I have out-of-state family who are in the process of buying a new home. I told them I'd find a good home inspector in their area, assuming I would already know someone in their area from an online discussion group or from ActiveRain. No such luck. Oh well... the search begins.
At first, my search for a home inspector started out kind of fun, a little like searching for a house. It was easy for me to weed out home inspectors, but I actually ended up weeding out way too many. I was left with no one, for one reason or another.
I found several themes on home inspector web sites. The 'basic' web sites were all extremely similar - it was "Hire me because:"
- A home is probably the largest investment you will ever make. Blah blah blah (and now, stop talking). Why do so many home inspectors need to tell people this? If someone is shopping for a home inspector, they're probably already sold on the idea of a home inspection.
- I'll give you peace of mind. I'd rather find someone who will give me the straight story, even if the information doesn't give me peace of mind.
- I abide by [insert association]'s Standards of Practice. So does everyone else.
- I'm licensed. Gee, lets hope so if your state requires it.
- I'm independent. You mean the real estate agent doesn't pay you off to ignore defects? I suppose that's good...
- I charge less than my competition. I assume there is a reason for this.
I found many web sites that turned me off right away; these sites had common themes to them.
- Claims to be the best / most detailed / most comprehensive / most thorough / etc. They're making a claim that's impossible to prove. I don't trust this person.
- As many colors and fonts jammed in to one page as possible. This reminds me of a little girl who got in to her mom's make-up bag.
- Claims that their home inspection association (ASHI, NACHI, NAHI, etc) is better than the other associations. Badmouthing other associations or claiming superiority of their association doesn't make them look better; it makes them look petty.
- Warnings about blind home inspectors. I've never met a blind home inspector. I feel as though I'm being talked down to when I hear warnings about unqualified home inspectors, and I'm afraid they're going to talk down to my family members during the inspection. Just tell me about yourself.
The better web sites give more specific information about the home inspector.
- I have these certifications
- I'm a member of this association
- I walk on the roof to inspect it
- I crawl through crawl spaces to inspect them
- I've been in the business for a long time
- I'm thorough, detailed, patient... and many other adjectives.
After looking through enough web sites, it becomes hard to compare all of that. Also, none of this stuff tells me the person is a good home inspector; it just tells me they are qualified to be a good home inspector.
Online presence = bonus points
I didn't exclude any home inspectors from my search just because they didn't engage in social media, but I certainly gave them bonus points for doing so. It helps me learn more about them. Facebook, Twitter, Youtube... all that stuff helps me to learn more about the company.
Of course, I also gave bonus points to home inspectors with active blogs. How could I not?

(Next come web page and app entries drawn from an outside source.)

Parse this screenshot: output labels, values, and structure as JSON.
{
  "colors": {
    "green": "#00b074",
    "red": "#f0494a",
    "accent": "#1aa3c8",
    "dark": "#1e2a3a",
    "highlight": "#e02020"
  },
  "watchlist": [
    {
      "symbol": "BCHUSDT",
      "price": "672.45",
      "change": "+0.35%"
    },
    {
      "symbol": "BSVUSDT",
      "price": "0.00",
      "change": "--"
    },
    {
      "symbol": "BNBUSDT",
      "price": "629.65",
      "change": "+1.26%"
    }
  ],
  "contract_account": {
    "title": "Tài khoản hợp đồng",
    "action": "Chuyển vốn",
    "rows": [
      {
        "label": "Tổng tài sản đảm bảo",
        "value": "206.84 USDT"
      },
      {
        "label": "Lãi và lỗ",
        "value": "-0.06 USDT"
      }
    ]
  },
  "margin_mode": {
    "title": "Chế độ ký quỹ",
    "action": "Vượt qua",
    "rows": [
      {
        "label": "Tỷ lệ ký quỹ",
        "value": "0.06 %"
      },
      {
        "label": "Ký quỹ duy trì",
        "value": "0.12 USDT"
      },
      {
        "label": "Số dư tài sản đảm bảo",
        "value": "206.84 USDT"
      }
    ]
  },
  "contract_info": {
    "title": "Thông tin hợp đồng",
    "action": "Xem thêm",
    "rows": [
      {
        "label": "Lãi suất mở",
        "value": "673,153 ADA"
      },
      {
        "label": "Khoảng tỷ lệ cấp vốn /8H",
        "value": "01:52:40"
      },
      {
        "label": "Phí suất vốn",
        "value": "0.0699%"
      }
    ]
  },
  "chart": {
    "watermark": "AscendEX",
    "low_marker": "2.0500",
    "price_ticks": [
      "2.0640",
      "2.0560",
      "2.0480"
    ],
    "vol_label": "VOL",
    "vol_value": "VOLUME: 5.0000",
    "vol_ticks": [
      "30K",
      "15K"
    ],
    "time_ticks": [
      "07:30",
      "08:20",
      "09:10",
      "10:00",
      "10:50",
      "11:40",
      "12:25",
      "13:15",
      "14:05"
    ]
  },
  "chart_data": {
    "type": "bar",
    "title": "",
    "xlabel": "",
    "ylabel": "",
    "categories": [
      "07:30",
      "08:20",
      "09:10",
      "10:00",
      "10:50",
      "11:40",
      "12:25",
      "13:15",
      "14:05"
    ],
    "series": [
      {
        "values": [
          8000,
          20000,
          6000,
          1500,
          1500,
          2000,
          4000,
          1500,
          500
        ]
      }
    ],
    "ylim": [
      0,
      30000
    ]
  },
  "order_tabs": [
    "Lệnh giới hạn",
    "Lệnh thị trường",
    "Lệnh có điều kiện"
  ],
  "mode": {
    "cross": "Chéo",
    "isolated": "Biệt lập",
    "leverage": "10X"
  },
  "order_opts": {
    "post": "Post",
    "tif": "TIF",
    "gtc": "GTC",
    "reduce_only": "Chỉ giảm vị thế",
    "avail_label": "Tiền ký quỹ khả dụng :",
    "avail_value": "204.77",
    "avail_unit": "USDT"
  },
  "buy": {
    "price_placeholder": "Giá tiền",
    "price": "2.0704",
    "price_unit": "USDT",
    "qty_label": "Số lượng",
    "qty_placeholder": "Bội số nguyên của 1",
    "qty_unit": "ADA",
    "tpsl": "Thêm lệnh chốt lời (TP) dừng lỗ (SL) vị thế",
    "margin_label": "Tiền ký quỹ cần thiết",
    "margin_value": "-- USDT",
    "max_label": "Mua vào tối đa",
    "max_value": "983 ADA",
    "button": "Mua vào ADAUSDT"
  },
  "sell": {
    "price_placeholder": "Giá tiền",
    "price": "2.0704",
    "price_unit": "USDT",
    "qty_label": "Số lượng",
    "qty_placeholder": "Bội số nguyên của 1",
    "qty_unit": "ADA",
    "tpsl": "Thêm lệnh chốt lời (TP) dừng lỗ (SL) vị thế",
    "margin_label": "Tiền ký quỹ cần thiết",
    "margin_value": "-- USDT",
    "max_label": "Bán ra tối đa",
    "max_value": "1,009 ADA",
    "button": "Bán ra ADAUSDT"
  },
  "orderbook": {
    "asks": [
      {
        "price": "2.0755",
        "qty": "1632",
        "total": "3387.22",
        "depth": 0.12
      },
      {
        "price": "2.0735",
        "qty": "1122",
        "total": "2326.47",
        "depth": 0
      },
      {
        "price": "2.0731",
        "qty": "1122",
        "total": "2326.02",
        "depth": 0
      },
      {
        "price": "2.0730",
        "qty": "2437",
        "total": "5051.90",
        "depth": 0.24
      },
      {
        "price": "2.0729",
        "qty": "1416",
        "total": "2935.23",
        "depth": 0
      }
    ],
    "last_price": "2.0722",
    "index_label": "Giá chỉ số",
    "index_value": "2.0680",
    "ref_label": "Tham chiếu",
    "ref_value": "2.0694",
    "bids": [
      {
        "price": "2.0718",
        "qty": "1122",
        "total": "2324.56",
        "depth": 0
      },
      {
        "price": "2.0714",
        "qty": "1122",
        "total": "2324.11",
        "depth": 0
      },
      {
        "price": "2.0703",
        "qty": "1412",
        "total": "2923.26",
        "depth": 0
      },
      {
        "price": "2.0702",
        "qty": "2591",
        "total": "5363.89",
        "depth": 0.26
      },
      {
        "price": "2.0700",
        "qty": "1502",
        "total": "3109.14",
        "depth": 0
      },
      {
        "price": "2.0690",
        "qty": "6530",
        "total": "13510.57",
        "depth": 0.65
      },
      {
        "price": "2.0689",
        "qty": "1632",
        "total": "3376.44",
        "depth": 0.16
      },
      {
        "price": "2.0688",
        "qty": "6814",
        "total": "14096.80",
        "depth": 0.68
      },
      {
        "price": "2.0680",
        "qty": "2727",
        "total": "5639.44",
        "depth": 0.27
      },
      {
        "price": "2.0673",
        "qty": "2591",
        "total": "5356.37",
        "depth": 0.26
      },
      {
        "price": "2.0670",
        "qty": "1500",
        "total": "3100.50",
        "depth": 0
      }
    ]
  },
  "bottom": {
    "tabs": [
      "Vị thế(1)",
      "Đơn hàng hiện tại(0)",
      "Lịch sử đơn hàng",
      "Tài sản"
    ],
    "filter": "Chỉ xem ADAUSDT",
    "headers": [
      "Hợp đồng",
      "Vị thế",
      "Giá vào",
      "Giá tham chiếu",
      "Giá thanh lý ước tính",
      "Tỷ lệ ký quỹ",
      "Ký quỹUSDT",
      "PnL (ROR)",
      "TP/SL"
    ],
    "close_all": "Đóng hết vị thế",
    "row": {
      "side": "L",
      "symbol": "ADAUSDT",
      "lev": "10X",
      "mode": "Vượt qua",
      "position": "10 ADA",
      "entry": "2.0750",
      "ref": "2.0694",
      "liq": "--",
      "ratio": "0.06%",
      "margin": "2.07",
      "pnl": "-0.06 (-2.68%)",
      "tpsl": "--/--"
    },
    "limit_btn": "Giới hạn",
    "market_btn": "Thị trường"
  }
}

Online reviews were also nice to see.
...but it all boils down to the report.
For me, it all comes down to the home inspection report. This is the single most important part of deciding on a home inspector for me, because it tells me more about the home inspector than anything else possibly could. I started writing about what I look for in a home inspection report, but it started turning in to a whole new topic. I'll save that for another day.
Unfortunately, many of the inspectors that I decided were the most qualified didn't even have sample inspection reports on their web site. If I had found a home inspector with a good inspection report, I would have recommended them, but I couldn't find one. I got a few referrals from the ASHI online discussion forums, so I contacted the inspectors that were referred, asking for sample inspection reports. You'd think I was asking for social security numbers.
One inspector made me promise not to share the report, even after he removed all of the identifying information, and another refused to let me view a sample report. No joke. The one who sent me a report with no questions asked actually had a very good report, and she's the one I'll end up recommending to my family.
Reuben Saltzman, Structure Tech Home Inspections